9.Practice Crop Rotation of vegetable gardening
Crop rotation is a technique that involves changing the location of your vegetable crops each year. It helps prevent the buildup of soil-borne diseases and pests and improves overall soil health. Rotate your crops by planting vegetables from different plant families in different areas of your garden. This practice reduces the likelihood of recurring problems and promotes balanced nutrient uptake by different plants.
10.Learn from Experience and Experiment
Gardening is a continuous learning process, and each season brings new challenges and discoveries. Keep a gardening journal to record your observations, successes, and failures. Reflect on what worked well and what could be improved. Don’t be afraid to experiment with new techniques, varieties, or companion plant combinations. Join local gardening communities or online forums to exchange knowledge and learn from experienced gardeners. Embrace the joy of discovery and growth that comes with nurturing your own vegetable garden.
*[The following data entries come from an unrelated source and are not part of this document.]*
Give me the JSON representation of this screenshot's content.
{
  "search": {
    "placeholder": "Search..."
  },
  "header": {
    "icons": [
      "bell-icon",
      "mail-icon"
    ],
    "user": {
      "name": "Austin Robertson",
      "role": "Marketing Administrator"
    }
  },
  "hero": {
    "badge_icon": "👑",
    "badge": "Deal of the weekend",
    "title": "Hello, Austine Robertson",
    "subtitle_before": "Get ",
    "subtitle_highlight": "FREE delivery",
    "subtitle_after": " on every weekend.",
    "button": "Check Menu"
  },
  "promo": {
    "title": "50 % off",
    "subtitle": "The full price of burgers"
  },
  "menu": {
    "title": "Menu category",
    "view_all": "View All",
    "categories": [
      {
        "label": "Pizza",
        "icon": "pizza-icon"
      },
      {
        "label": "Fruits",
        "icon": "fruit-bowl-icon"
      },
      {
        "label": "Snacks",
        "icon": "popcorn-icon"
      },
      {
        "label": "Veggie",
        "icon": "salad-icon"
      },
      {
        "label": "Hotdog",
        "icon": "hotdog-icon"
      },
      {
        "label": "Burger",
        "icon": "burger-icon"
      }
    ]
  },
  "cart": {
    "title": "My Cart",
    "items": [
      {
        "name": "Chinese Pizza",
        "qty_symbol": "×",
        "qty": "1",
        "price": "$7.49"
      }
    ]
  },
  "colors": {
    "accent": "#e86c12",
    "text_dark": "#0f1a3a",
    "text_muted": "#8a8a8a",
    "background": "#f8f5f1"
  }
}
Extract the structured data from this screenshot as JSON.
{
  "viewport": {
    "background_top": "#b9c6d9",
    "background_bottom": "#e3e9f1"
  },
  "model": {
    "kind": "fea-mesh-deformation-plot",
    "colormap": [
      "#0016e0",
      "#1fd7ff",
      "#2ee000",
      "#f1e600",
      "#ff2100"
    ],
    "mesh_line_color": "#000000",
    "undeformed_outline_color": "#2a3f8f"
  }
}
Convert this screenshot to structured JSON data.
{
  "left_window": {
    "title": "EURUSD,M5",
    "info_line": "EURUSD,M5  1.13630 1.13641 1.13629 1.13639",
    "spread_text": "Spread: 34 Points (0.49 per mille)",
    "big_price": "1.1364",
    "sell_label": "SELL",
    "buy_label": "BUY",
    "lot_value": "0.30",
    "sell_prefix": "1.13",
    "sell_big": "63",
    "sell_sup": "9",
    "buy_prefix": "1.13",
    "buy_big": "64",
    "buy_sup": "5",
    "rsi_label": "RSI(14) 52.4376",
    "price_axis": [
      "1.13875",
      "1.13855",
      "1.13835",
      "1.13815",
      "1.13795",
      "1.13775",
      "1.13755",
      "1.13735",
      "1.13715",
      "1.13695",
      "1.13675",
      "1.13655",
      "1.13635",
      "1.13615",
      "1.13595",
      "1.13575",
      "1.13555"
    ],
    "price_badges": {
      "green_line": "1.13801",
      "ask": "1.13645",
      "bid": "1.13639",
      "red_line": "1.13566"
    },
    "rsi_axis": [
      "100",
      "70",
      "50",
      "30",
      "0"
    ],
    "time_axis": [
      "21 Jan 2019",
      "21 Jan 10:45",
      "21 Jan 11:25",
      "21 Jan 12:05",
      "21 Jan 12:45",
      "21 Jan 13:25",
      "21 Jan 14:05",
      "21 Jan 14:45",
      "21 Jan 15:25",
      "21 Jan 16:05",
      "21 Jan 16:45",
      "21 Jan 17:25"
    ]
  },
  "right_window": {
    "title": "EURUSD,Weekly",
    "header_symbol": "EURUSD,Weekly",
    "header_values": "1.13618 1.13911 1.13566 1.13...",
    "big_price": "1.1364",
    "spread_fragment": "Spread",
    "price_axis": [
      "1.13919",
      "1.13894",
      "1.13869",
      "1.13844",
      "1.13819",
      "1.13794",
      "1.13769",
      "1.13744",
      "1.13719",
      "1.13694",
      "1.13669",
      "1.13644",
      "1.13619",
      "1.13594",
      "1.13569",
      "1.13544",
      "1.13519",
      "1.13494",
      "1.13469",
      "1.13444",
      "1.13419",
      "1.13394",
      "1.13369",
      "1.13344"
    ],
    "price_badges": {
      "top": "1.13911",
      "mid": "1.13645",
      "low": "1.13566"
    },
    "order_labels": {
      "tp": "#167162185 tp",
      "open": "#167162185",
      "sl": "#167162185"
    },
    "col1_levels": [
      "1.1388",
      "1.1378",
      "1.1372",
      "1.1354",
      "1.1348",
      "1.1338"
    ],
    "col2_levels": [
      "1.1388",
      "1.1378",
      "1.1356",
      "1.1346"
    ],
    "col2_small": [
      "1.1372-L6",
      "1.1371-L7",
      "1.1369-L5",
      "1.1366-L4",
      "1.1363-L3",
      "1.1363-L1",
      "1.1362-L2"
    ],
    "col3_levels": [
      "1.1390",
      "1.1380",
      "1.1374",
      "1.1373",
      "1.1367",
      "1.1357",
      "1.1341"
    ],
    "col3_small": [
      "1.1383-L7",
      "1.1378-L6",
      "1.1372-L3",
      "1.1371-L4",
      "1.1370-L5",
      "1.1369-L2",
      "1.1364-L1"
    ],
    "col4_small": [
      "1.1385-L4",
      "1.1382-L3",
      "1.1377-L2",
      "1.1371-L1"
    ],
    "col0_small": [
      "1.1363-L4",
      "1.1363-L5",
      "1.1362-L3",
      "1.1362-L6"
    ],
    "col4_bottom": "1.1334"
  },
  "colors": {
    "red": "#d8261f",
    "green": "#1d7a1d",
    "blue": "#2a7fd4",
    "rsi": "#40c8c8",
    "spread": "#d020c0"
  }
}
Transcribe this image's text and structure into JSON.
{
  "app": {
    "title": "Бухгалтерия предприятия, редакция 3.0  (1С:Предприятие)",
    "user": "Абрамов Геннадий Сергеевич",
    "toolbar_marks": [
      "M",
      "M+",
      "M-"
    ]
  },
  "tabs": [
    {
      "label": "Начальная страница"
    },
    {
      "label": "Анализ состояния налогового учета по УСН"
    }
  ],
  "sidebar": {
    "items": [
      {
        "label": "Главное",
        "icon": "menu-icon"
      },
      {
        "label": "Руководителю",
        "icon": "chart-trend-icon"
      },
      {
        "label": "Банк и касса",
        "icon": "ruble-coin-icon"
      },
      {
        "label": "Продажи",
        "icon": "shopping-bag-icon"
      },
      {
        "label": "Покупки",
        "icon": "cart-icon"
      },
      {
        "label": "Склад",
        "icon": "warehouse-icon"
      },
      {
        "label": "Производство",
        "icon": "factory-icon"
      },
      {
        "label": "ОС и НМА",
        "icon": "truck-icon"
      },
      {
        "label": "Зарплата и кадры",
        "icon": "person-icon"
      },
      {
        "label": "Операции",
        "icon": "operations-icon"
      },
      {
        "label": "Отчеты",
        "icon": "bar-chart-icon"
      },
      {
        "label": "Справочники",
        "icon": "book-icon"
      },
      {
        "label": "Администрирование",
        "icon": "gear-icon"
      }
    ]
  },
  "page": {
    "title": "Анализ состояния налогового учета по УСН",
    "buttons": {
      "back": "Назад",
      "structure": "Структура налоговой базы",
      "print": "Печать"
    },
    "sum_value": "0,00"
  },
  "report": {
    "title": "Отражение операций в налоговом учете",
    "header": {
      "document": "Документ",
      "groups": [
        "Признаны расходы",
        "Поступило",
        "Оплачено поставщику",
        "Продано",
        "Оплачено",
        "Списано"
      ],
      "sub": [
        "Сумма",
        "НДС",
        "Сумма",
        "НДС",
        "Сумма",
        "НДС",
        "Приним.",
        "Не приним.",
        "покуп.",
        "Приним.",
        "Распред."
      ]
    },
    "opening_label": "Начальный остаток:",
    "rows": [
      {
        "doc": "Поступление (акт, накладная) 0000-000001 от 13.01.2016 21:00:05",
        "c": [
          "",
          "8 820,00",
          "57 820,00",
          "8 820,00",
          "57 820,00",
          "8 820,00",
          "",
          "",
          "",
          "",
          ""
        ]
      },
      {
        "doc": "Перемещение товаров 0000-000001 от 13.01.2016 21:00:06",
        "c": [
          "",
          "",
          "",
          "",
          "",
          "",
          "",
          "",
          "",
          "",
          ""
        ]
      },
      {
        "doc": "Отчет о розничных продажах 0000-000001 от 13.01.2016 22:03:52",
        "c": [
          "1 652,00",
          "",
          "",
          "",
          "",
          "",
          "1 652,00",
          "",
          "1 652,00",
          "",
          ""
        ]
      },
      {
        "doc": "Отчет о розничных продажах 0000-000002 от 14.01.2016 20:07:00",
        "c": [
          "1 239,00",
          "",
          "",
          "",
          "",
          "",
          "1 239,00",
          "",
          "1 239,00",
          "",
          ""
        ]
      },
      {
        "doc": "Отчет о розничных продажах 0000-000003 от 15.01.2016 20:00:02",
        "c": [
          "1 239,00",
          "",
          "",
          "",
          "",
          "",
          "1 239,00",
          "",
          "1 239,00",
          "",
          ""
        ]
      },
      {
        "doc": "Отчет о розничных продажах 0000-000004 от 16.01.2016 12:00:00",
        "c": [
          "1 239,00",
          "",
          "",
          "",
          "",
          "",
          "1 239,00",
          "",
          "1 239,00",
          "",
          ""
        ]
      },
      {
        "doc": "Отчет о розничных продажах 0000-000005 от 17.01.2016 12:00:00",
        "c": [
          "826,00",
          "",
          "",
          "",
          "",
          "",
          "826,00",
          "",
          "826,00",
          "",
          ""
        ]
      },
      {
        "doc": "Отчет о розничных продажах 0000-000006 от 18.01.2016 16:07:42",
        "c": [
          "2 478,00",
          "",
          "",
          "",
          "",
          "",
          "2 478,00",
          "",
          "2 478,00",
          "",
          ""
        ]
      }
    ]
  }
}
Starting a vegetable garden as a beginner can be both exciting and intimidating. By following these ten essential tips, you’ll be well on your way to a thriving and productive garden. Remember to start small, plan ahead, and pay attention to your soil, sunlight, and watering needs. Choose suitable varieties, maintain proper plant spacing, and manage weeds, pests, and diseases. Embrace the learning process, adapt to challenges, and celebrate the satisfaction of harvesting your own homegrown vegetables. May your garden be abundant, nourishing, and a source of joy for years to come. Happy gardening!